-- What needs to be done --
The entries are to be output in full, word for word.
--
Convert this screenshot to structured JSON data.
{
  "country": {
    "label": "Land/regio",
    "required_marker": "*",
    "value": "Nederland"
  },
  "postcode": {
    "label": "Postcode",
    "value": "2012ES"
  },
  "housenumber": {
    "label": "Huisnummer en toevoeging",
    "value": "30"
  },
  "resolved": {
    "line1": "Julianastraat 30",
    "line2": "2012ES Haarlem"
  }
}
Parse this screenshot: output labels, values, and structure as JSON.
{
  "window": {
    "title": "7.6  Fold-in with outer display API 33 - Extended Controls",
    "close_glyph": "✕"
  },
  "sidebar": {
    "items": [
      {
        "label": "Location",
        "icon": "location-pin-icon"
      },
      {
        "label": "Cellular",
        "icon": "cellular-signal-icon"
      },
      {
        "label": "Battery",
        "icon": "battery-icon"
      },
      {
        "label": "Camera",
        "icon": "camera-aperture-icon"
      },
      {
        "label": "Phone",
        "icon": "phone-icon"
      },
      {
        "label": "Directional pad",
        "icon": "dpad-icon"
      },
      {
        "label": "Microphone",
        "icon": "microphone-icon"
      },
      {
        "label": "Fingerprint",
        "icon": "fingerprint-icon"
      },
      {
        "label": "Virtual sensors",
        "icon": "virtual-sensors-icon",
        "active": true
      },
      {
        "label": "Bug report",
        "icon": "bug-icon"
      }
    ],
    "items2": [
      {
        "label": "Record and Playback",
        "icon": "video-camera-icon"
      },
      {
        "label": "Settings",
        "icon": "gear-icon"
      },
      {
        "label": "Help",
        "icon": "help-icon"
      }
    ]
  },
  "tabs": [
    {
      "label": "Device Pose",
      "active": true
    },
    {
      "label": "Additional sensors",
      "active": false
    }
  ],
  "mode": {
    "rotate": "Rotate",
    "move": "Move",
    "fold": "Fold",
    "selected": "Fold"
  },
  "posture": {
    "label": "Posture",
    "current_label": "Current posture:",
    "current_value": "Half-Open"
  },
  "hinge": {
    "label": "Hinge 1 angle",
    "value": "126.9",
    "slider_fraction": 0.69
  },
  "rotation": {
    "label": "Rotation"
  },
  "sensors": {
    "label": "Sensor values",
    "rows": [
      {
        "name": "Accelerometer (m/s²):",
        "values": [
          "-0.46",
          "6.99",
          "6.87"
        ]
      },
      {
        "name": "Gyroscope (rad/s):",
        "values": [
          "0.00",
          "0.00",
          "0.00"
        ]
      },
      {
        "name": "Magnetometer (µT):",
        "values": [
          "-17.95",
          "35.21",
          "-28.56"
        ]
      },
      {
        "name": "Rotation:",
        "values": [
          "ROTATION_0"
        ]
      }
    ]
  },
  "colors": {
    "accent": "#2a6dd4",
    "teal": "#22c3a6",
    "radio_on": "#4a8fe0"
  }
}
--
-- Your response --
Convert this screenshot to structured JSON data.
{
  "country": {
    "label": "Land/regio",
    "required_marker": "*",
    "value": "Nederland"
  },
  "postcode": {
    "label": "Postcode",
    "value": "2012ES"
  },
  "housenumber": {
    "label": "Huisnummer en toevoeging",
    "value": "30"
  },
  "resolved": {
    "line1": "Julianastraat 30",
    "line2": "2012ES Haarlem"
  }
}
Parse this screenshot: output labels, values, and structure as JSON.
{
  "window": {
    "title": "7.6  Fold-in with outer display API 33 - Extended Controls",
    "close_glyph": "✕"
  },
  "sidebar": {
    "items": [
      {
        "label": "Location",
        "icon": "location-pin-icon"
      },
      {
        "label": "Cellular",
        "icon": "cellular-signal-icon"
      },
      {
        "label": "Battery",
        "icon": "battery-icon"
      },
      {
        "label": "Camera",
        "icon": "camera-aperture-icon"
      },
      {
        "label": "Phone",
        "icon": "phone-icon"
      },
      {
        "label": "Directional pad",
        "icon": "dpad-icon"
      },
      {
        "label": "Microphone",
        "icon": "microphone-icon"
      },
      {
        "label": "Fingerprint",
        "icon": "fingerprint-icon"
      },
      {
        "label": "Virtual sensors",
        "icon": "virtual-sensors-icon",
        "active": true
      },
      {
        "label": "Bug report",
        "icon": "bug-icon"
      }
    ],
    "items2": [
      {
        "label": "Record and Playback",
        "icon": "video-camera-icon"
      },
      {
        "label": "Settings",
        "icon": "gear-icon"
      },
      {
        "label": "Help",
        "icon": "help-icon"
      }
    ]
  },
  "tabs": [
    {
      "label": "Device Pose",
      "active": true
    },
    {
      "label": "Additional sensors",
      "active": false
    }
  ],
  "mode": {
    "rotate": "Rotate",
    "move": "Move",
    "fold": "Fold",
    "selected": "Fold"
  },
  "posture": {
    "label": "Posture",
    "current_label": "Current posture:",
    "current_value": "Half-Open"
  },
  "hinge": {
    "label": "Hinge 1 angle",
    "value": "126.9",
    "slider_fraction": 0.69
  },
  "rotation": {
    "label": "Rotation"
  },
  "sensors": {
    "label": "Sensor values",
    "rows": [
      {
        "name": "Accelerometer (m/s²):",
        "values": [
          "-0.46",
          "6.99",
          "6.87"
        ]
      },
      {
        "name": "Gyroscope (rad/s):",
        "values": [
          "0.00",
          "0.00",
          "0.00"
        ]
      },
      {
        "name": "Magnetometer (µT):",
        "values": [
          "-17.95",
          "35.21",
          "-28.56"
        ]
      },
      {
        "name": "Rotation:",
        "values": [
          "ROTATION_0"
        ]
      }
    ]
  },
  "colors": {
    "accent": "#2a6dd4",
    "teal": "#22c3a6",
    "radio_on": "#4a8fe0"
  }
}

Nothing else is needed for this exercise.